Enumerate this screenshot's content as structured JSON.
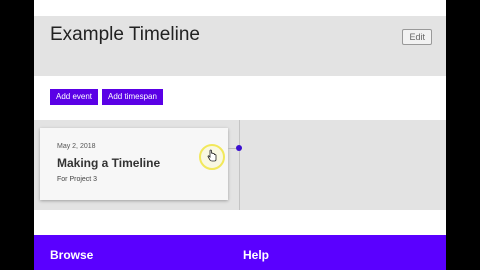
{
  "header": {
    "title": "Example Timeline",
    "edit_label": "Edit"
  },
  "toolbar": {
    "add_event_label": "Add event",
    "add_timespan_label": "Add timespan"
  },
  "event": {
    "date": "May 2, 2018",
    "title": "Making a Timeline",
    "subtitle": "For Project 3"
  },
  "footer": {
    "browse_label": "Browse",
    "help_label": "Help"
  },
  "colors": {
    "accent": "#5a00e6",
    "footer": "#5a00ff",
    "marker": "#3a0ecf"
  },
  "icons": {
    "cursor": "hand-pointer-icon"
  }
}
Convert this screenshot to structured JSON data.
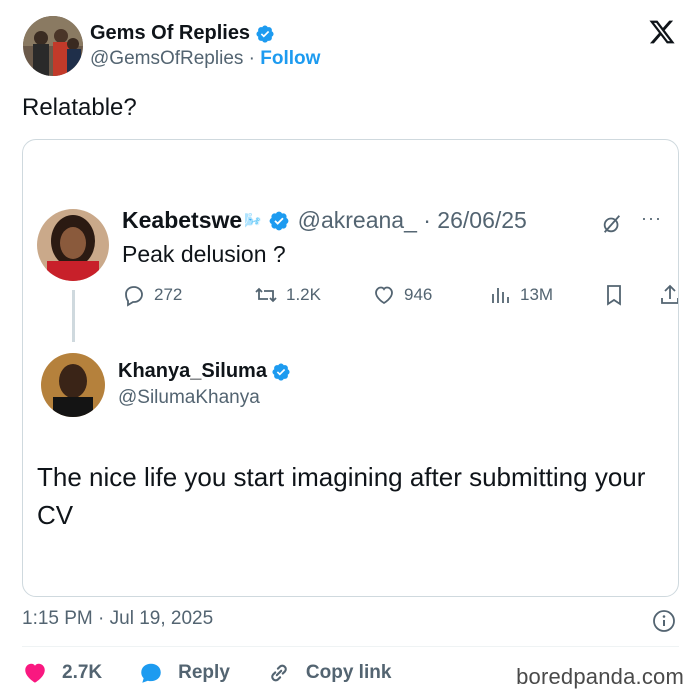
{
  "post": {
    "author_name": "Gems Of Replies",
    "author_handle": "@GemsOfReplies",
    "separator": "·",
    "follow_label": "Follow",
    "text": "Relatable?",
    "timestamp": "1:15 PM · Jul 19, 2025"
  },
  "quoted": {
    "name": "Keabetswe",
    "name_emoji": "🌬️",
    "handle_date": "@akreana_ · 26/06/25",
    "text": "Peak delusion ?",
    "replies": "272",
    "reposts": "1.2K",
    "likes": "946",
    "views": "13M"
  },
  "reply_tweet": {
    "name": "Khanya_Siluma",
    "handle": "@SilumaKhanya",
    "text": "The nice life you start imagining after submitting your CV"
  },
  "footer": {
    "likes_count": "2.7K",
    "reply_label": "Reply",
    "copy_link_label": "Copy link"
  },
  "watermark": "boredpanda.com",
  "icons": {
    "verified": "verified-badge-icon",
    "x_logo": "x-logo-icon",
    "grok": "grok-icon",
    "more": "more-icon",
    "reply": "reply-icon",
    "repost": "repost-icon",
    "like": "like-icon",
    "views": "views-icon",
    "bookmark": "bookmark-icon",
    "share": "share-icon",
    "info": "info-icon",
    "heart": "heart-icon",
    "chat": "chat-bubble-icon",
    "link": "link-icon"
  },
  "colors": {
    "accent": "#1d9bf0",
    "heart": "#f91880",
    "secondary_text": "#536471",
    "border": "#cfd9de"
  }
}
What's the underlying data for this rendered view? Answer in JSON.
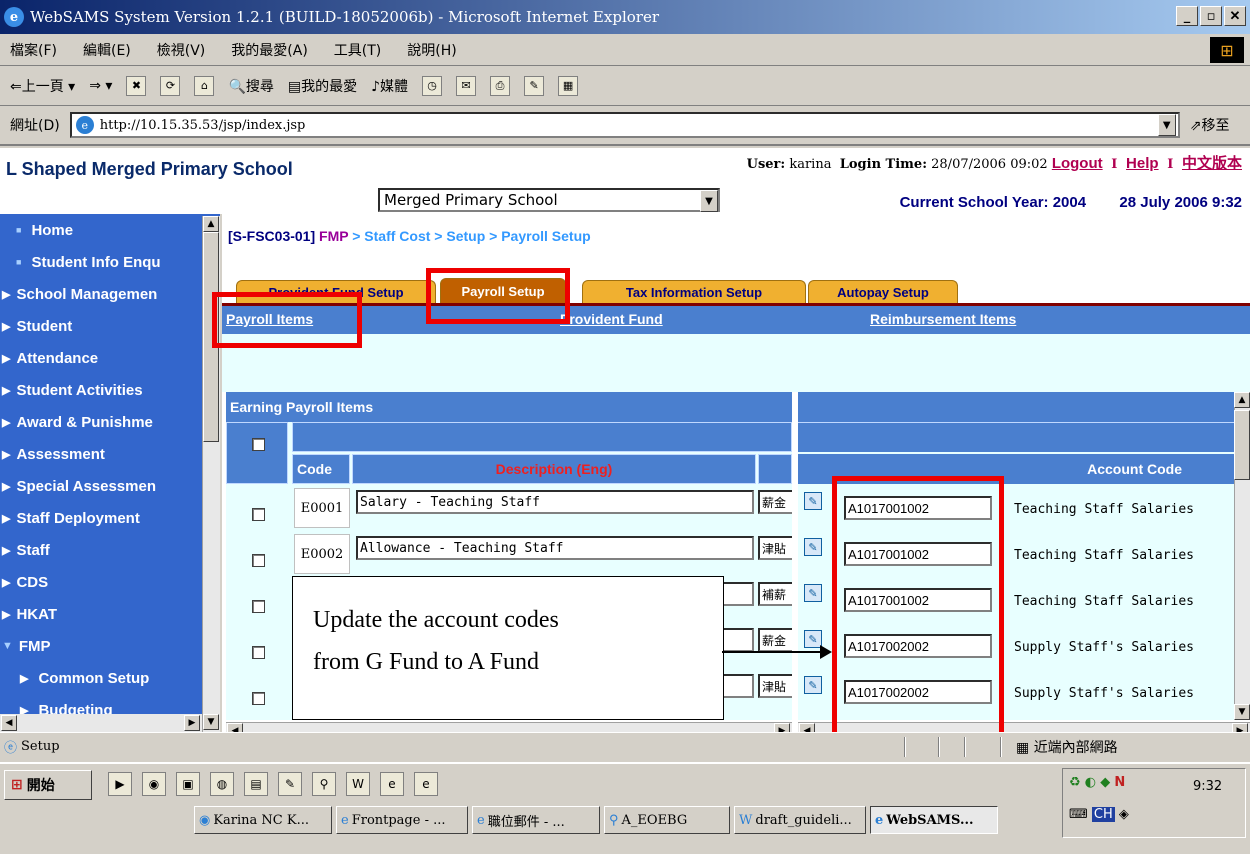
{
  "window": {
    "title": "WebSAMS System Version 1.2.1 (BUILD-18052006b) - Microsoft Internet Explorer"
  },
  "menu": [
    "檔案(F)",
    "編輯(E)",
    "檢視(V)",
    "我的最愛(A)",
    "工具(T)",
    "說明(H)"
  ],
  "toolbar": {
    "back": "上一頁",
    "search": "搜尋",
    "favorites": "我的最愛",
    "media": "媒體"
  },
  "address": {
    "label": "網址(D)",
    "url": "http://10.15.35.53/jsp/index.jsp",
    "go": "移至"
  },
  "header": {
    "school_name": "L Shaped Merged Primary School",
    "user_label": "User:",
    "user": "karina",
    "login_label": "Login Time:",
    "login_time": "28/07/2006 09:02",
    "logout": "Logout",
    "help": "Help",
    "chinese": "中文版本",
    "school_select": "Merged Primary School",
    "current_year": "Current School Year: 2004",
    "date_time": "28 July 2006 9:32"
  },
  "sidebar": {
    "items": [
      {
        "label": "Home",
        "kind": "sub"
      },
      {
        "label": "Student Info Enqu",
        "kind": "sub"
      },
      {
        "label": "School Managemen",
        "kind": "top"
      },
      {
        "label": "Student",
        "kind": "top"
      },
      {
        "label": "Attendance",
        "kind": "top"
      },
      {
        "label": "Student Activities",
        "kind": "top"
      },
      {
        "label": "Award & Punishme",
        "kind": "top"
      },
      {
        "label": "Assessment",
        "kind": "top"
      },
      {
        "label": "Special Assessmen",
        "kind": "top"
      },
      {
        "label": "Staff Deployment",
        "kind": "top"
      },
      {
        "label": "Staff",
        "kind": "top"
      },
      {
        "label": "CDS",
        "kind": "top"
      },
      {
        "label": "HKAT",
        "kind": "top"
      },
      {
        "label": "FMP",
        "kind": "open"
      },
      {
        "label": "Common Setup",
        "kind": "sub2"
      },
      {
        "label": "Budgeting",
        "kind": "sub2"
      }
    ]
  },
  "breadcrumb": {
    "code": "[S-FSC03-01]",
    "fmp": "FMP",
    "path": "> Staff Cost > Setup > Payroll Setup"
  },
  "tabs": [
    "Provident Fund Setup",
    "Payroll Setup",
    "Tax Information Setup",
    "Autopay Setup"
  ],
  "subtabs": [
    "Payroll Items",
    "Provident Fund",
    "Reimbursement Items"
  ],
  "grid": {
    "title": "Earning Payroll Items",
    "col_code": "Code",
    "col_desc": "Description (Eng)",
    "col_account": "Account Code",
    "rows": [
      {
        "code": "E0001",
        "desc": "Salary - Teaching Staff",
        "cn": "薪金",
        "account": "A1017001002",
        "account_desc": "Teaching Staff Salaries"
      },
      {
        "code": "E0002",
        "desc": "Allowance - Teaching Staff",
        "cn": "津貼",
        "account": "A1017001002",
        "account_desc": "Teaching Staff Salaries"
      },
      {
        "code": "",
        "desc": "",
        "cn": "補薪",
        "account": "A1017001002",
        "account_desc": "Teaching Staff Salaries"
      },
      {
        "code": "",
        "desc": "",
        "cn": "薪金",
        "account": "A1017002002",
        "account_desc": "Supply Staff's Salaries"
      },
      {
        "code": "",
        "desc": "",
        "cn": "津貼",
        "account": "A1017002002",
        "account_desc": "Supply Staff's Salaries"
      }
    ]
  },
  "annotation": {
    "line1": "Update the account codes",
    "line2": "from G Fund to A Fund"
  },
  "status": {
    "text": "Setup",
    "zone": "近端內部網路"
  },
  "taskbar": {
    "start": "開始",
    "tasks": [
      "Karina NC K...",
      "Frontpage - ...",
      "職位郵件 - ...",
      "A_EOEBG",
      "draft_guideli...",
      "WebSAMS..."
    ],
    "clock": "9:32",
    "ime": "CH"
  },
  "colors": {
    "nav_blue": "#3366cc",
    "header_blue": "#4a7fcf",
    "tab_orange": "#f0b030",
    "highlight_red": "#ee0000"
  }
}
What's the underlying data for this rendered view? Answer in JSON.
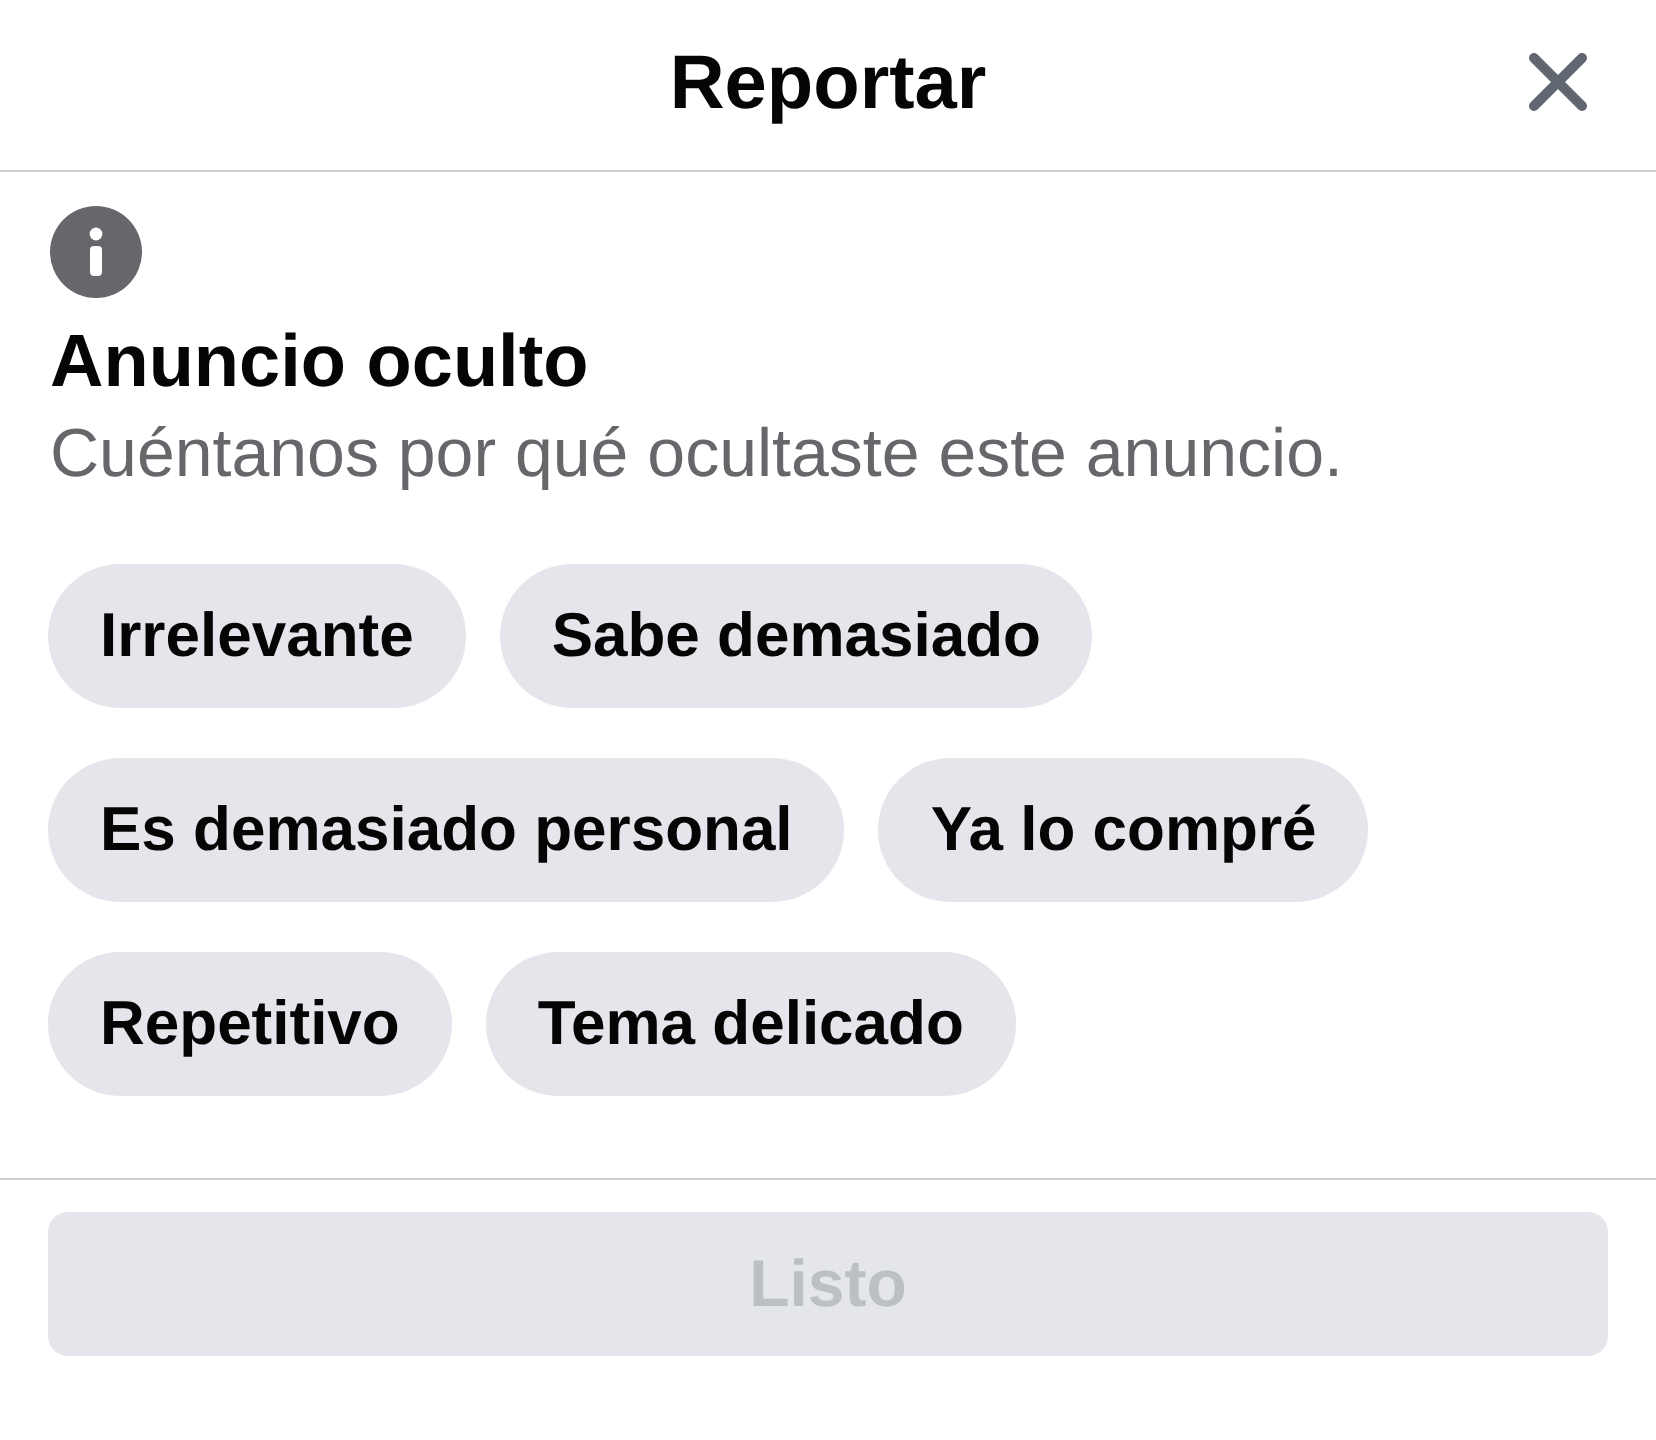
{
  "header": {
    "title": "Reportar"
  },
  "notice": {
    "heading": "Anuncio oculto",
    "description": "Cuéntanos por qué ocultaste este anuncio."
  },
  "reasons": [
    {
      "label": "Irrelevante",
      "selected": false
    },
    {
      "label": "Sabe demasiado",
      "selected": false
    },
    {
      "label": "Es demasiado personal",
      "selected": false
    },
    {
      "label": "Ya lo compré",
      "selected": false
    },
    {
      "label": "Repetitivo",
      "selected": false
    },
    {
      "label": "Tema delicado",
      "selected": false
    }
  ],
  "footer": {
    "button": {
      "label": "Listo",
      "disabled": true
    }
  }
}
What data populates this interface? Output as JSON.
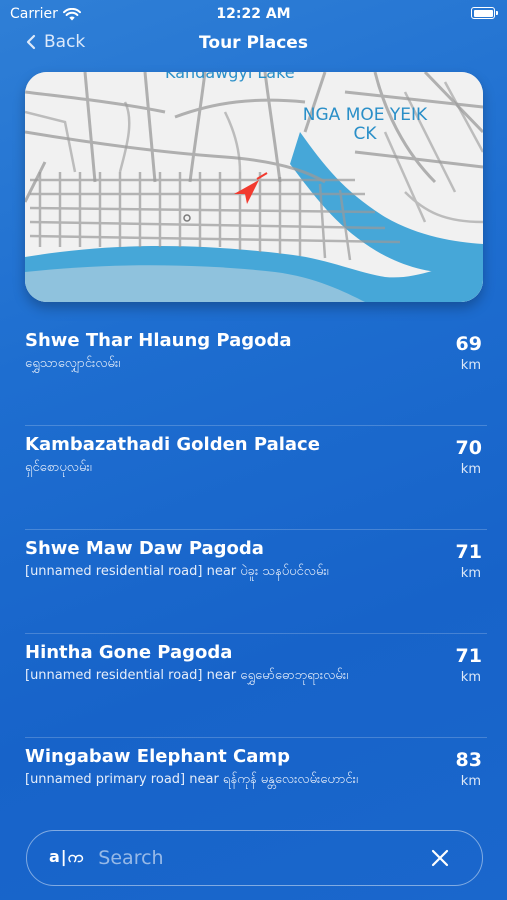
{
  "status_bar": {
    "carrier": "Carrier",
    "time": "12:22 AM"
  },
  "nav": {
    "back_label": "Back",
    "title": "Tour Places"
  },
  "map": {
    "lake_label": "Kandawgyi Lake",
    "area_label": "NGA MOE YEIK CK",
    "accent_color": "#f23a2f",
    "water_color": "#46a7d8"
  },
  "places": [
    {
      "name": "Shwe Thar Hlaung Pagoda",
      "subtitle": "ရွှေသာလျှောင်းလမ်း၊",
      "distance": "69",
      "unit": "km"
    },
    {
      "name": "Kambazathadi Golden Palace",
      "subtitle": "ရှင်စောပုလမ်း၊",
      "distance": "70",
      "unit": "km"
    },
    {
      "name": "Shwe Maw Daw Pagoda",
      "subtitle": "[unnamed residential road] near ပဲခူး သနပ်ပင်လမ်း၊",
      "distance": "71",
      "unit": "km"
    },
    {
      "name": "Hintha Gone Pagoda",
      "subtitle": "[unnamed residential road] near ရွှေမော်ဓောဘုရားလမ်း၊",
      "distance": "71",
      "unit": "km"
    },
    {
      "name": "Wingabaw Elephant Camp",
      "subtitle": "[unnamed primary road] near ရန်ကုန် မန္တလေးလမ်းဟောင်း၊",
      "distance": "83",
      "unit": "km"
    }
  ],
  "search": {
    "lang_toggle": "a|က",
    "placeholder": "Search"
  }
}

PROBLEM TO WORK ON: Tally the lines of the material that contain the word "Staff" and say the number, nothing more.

EXERCISE ANSWER: 10